Friday, March 25, 2011
Our batch was somewhat unique in that we were subjected to a second rag (in addition to the traditional “Freshers’ Rag” soon after registration) by our seniors, when we were well into our second year in medical school. As if that punishment was not enough, almost all the males in the batch were suspended for two weeks and fined Rupees ten by the university’s Board of Residence and Discipline. When the Law and Medical Colleges met in their annual cricket encounter in 1963, we (who were Block Juniors) paraded the streets of Colombo in an open truck maintaining a tradition established by our seniors. We were appropriately dressed for the occasion in black shirts complete with the skull and cross bones emblem. However, things got a bit out of hand when the marauding medicos invaded the pitch and disrupted play in the Royal-Trinity inter-school cricket match that was being played at Reid Avenue. The icing on the cake was the unannounced “visit” to Castle Street Girls School at Borella (present Devi Balika Vidyalaya) to provide unsolicited “entertainment” to the giggling schoolgirls. Not withstanding the flood of complaints that followed, it was obvious that the young girls enjoyed the proceedings as much as the boys did.
The grand finale was at the foot of the Lighthouse at Chaitya Road near Galle Face at the conclusion of the match on the second day. The few sober colleagues who were eye witnesses, later described the scene when black shirted revelers who had taken one too many, were virtually thrown into the back of a truck like sacks of potatoes close to midnight. I remember waking up groggily with a splitting headache the next day. Looking around, I realised that I was in bed with three others (who were still asleep) dressed in soiled black shirts. Other beds in the room were similarly over-occupied. As my mind cleared, I was able to put two and two together. The many casualties from the previous night had been unceremoniously transported to a well-known men’s medical hostel in Colombo by colleagues who managed to stay relatively sober that night.
Contrary to popular belief, medical students at least of our generation were not poring over books all the time. Besides the annual Law-Medical cricket encounter and the 2nd MB and final-year trips, the annual Block Concert and Dance was one of the most looked forward to fun events in a medical student’s diary.
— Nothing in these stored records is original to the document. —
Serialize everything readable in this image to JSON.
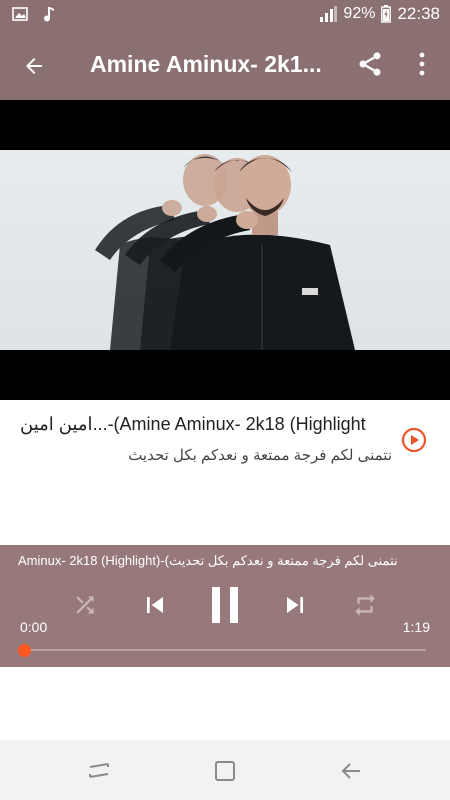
{
  "status_bar": {
    "battery": "92%",
    "time": "22:38",
    "icons": [
      "image-icon",
      "music-note-icon",
      "signal-icon",
      "battery-icon"
    ]
  },
  "app_bar": {
    "title": "Amine Aminux- 2k1...",
    "icons": [
      "back-arrow-icon",
      "share-icon",
      "more-vert-icon"
    ]
  },
  "video_info": {
    "title": "امين امين...-(Amine Aminux- 2k18 (Highlight",
    "subtitle": "نتمنى لكم فرجة ممتعة و نعدكم بكل تحديث",
    "accent_color": "#e8552a"
  },
  "player": {
    "scrolling_title": "Aminux- 2k18 (Highlight)-(نتمنى لكم فرجة ممتعة و نعدكم بكل تحديث",
    "elapsed": "0:00",
    "duration": "1:19",
    "progress": 0.0,
    "progress_color": "#ff5722",
    "controls": [
      "shuffle-icon",
      "skip-previous-icon",
      "pause-icon",
      "skip-next-icon",
      "repeat-icon"
    ]
  },
  "nav_bar": {
    "buttons": [
      "recent-apps-icon",
      "home-icon",
      "back-icon"
    ]
  },
  "colors": {
    "primary": "#8b7072",
    "player_bg": "#97797b"
  }
}
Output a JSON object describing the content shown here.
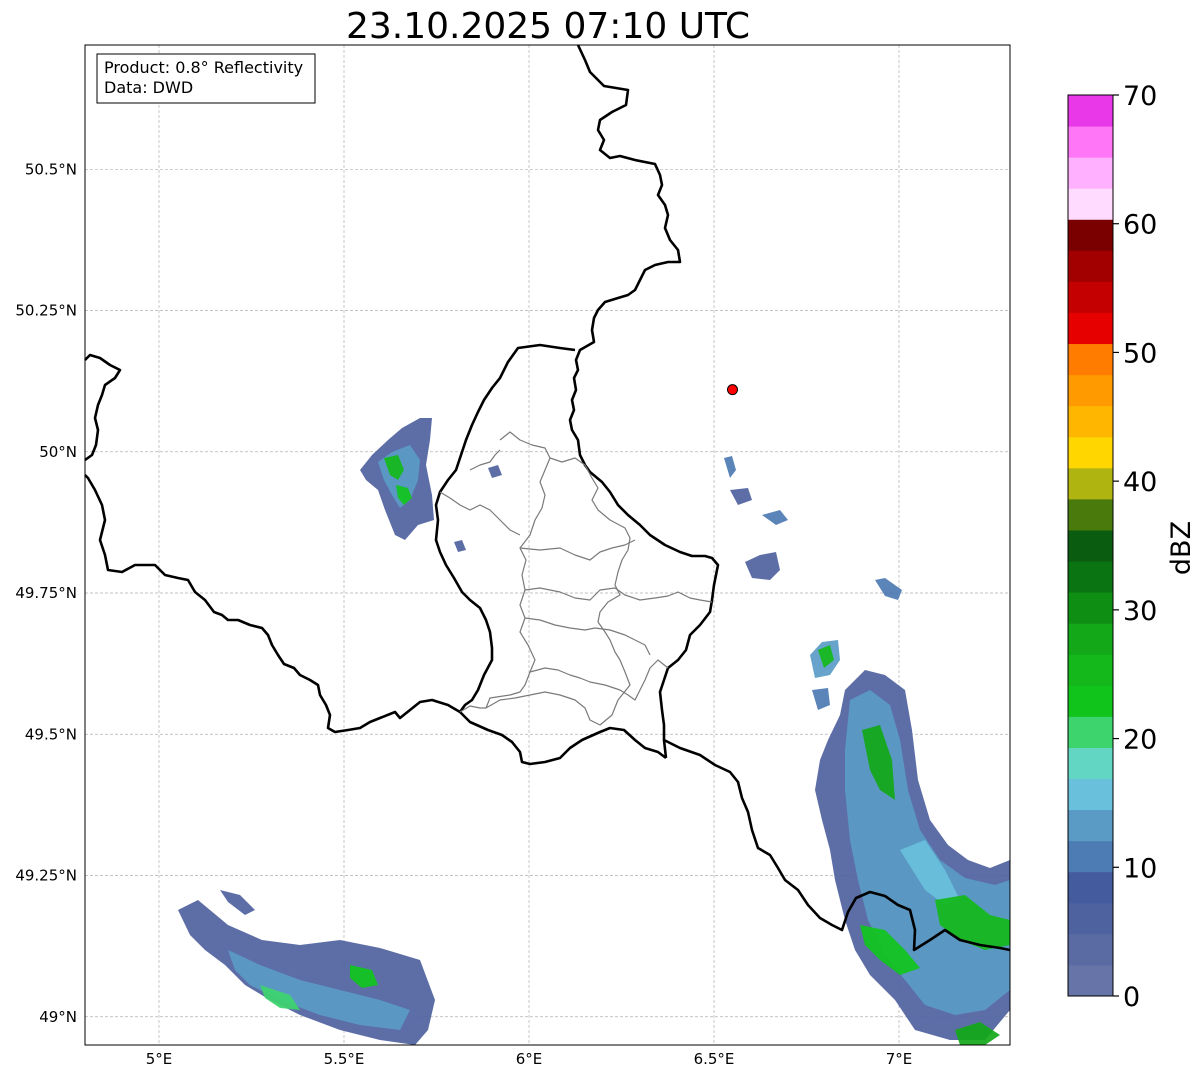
{
  "title": "23.10.2025 07:10 UTC",
  "info_box": {
    "product": "Product: 0.8° Reflectivity",
    "source": "Data: DWD"
  },
  "map": {
    "extent_lon": [
      4.8,
      7.3
    ],
    "extent_lat": [
      48.95,
      50.72
    ],
    "gridlines": true,
    "lon_ticks": [
      {
        "lon": 5.0,
        "label": "5°E"
      },
      {
        "lon": 5.5,
        "label": "5.5°E"
      },
      {
        "lon": 6.0,
        "label": "6°E"
      },
      {
        "lon": 6.5,
        "label": "6.5°E"
      },
      {
        "lon": 7.0,
        "label": "7°E"
      }
    ],
    "lat_ticks": [
      {
        "lat": 49.0,
        "label": "49°N"
      },
      {
        "lat": 49.25,
        "label": "49.25°N"
      },
      {
        "lat": 49.5,
        "label": "49.5°N"
      },
      {
        "lat": 49.75,
        "label": "49.75°N"
      },
      {
        "lat": 50.0,
        "label": "50°N"
      },
      {
        "lat": 50.25,
        "label": "50.25°N"
      },
      {
        "lat": 50.5,
        "label": "50.5°N"
      }
    ],
    "radar_site": {
      "lon": 6.55,
      "lat": 50.11,
      "color": "#ff0000"
    }
  },
  "colorbar": {
    "label": "dBZ",
    "min": 0,
    "max": 70,
    "ticks": [
      {
        "value": 0,
        "label": "0"
      },
      {
        "value": 10,
        "label": "10"
      },
      {
        "value": 20,
        "label": "20"
      },
      {
        "value": 30,
        "label": "30"
      },
      {
        "value": 40,
        "label": "40"
      },
      {
        "value": 50,
        "label": "50"
      },
      {
        "value": 60,
        "label": "60"
      },
      {
        "value": 70,
        "label": "70"
      }
    ],
    "colors": [
      "#6674a8",
      "#5a6aa3",
      "#4f62a0",
      "#445c9e",
      "#4d7bb3",
      "#5a9bc6",
      "#68c0dc",
      "#62d6c2",
      "#3dd46e",
      "#10c41c",
      "#14b81a",
      "#12a818",
      "#0f8e14",
      "#0a7412",
      "#0a5c10",
      "#4a7a0c",
      "#b0b410",
      "#ffd600",
      "#ffb600",
      "#ff9a00",
      "#ff7c00",
      "#e60000",
      "#c40000",
      "#a20000",
      "#7a0000",
      "#ffdcff",
      "#ffb0ff",
      "#ff76f6",
      "#e838e8"
    ]
  }
}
The concert preceded the dance, and traditionally, it was the freshers who not only played the lead in organising the event, but in acting on the stage as well.
One of the items put up by our batch in 1962 was an African tribal dance with an all-male cast. “Female” dancers (that included me) were scantily dressed in skirts made of straw and a “thana patiya” tied around the upper torso with padding underneath in the right places. Both the scantily dressed “females” and their male partners were liberally daubed with a mixture of oil and powdered charcoal to make them look like dark-skinned Africans. The women dancers also had human bones to hold their hair in place much like a “Konda Koora” that women use. They wore necklaces in which the “beads” were actually human teeth and vertebrae. I recollect (vaguely) how the high-spirited actors jumped down from the stage at the conclusion of their act and walked right through the aisle in the New Arts Theatre at Thurstan Road. It was like cutting through butter with a hot knife when well-dressed guests in the audience including Faculty Staff, scrambled to get out of the way to avoid getting the greasy black stuff on their own clothing.
This was the last fun event before we settled down to concentrate on the final examinations held in March 1967. At least to the majority of us, it was also the last time before the exams that we were able to treat ourselves with unlimited doses of alcohol. Over four fun-filled days, we drank, ate, sang and danced to our hearts content. Our hosts were senior doctors stationed in Kegalle, Ratnapura, Kurunegala and Badulla.
On our return to Colombo, we assembled near the clock tower at Kynsey Road from where we dispersed singing my own substituted (unprintable) lyrics of the song "Carnival is Over" made popular by "The Seekers". Our own version of "Carnival is Over" was the theme song of that memorable trip.